My rating: 3 of 5 stars
"But how to establish the exact moment in which a story begins? Everything has already begun before, the first line of the first page of every novel refers to something that has already happened outside the book. Or else the real story is the one that begins ten or a hundred pages further on, and everything that precedes it is only prologue. The lives of individuals of the human race form a constant plot, in which every attempt to isolate one piece of living that has a meaning separate from the rest--for example the meeting of two people, which will become decisive for both--must bear in mind that each of the two brings with himself a texture of events, environments, other people, and that from the meeting, in turn, other stories will be derived which will break off from their common story." (p. 153)This book was tremendously clever and was definitely the most meta book I have ever read. It is about a reader, you, who is reading a book that is being written by another character in the book, and possibly translated by yet another, but it keeps ending abruptly and when the reader finds another copy it is another book. There is another reader also reading the same book as you. In the capable hands of Calvino this isn't confusing.

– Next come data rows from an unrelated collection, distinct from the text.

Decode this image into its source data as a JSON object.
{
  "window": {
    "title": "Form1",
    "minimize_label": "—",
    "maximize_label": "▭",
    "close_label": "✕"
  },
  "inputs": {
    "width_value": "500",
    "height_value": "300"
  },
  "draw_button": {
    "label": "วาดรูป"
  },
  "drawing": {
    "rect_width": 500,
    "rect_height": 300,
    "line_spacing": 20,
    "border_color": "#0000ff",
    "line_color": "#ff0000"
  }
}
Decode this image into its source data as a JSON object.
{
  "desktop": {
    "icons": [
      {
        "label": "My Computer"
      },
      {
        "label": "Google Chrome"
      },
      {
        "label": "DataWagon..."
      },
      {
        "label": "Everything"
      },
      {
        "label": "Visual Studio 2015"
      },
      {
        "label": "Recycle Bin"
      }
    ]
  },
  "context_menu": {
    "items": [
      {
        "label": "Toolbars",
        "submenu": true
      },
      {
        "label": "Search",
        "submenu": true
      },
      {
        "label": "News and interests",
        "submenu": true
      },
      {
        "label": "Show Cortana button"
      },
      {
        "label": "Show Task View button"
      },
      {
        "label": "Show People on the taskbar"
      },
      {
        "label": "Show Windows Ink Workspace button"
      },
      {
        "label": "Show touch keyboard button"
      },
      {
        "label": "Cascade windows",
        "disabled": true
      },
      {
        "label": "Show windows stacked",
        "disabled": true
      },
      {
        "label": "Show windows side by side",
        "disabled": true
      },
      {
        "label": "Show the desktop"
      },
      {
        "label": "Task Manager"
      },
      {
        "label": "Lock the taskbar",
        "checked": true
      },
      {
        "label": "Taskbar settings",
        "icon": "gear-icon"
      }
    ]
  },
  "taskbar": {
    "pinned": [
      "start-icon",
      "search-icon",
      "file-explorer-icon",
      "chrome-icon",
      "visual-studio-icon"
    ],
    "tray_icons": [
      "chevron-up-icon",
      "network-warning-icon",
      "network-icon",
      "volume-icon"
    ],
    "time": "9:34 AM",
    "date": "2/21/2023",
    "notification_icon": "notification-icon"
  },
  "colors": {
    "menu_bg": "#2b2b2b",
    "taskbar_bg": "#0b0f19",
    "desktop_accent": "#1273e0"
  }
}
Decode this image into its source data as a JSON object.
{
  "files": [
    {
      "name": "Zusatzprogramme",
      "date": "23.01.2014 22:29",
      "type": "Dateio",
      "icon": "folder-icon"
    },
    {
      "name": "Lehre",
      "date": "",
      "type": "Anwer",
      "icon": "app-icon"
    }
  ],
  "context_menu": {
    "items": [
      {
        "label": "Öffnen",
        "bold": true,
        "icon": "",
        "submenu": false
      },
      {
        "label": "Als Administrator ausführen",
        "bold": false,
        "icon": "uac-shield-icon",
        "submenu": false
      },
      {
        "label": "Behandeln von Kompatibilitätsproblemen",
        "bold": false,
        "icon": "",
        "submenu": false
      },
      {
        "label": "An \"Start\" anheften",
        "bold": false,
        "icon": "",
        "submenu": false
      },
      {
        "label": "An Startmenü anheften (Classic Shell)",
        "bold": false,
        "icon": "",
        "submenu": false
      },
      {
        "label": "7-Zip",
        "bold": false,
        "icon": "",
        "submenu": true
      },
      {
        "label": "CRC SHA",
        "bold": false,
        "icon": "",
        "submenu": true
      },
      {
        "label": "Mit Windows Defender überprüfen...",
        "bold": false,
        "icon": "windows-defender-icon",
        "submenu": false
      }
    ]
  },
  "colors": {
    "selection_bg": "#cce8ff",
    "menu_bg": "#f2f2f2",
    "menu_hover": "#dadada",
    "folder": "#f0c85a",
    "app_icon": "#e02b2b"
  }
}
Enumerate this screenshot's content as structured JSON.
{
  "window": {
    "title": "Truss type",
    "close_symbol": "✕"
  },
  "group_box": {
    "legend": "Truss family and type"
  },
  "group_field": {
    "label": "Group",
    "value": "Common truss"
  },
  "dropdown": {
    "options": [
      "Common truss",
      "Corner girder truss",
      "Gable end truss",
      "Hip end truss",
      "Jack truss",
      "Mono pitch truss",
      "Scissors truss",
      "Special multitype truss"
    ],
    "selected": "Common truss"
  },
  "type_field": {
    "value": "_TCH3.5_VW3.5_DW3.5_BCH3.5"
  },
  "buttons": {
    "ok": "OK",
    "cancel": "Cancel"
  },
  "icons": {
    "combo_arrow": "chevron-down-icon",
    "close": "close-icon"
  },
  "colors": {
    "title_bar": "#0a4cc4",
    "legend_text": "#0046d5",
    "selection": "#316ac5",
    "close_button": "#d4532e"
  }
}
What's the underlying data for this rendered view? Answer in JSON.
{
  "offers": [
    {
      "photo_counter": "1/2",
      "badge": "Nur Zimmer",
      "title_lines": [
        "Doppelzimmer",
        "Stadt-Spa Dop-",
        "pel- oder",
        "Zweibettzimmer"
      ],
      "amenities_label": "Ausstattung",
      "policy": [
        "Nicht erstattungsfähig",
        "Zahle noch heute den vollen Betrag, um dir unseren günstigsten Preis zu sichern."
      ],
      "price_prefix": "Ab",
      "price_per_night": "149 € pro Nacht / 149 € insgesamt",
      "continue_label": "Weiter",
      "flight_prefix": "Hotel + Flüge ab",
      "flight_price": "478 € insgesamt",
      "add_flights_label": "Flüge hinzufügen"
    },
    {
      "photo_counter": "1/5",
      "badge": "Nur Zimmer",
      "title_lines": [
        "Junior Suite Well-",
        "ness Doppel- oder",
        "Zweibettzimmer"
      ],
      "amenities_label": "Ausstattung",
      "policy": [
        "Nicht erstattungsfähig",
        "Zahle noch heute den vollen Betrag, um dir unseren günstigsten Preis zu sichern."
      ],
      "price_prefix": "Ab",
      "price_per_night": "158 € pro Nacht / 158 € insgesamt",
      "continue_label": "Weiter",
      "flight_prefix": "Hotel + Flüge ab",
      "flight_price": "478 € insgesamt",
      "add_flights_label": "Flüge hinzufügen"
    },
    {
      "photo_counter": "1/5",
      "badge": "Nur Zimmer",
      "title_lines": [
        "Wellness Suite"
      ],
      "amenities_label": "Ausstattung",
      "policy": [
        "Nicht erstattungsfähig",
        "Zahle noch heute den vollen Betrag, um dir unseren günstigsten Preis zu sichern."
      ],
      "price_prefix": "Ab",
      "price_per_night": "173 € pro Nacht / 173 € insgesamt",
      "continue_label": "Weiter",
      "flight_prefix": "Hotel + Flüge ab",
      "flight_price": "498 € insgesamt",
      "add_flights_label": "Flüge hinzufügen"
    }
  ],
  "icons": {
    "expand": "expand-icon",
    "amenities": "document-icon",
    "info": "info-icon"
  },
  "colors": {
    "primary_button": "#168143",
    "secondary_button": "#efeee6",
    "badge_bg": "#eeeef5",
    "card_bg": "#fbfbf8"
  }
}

Back in 2013 Avid Reader's Musings hosted a readalong of this novel, so check out those posts for more points of view about this book.
This book is from my classics club list, but was written in 1979 so isn't old enough to qualify for the back-to-the-classics challenge. It does count toward the What's in a Name challenge as the title contains a season.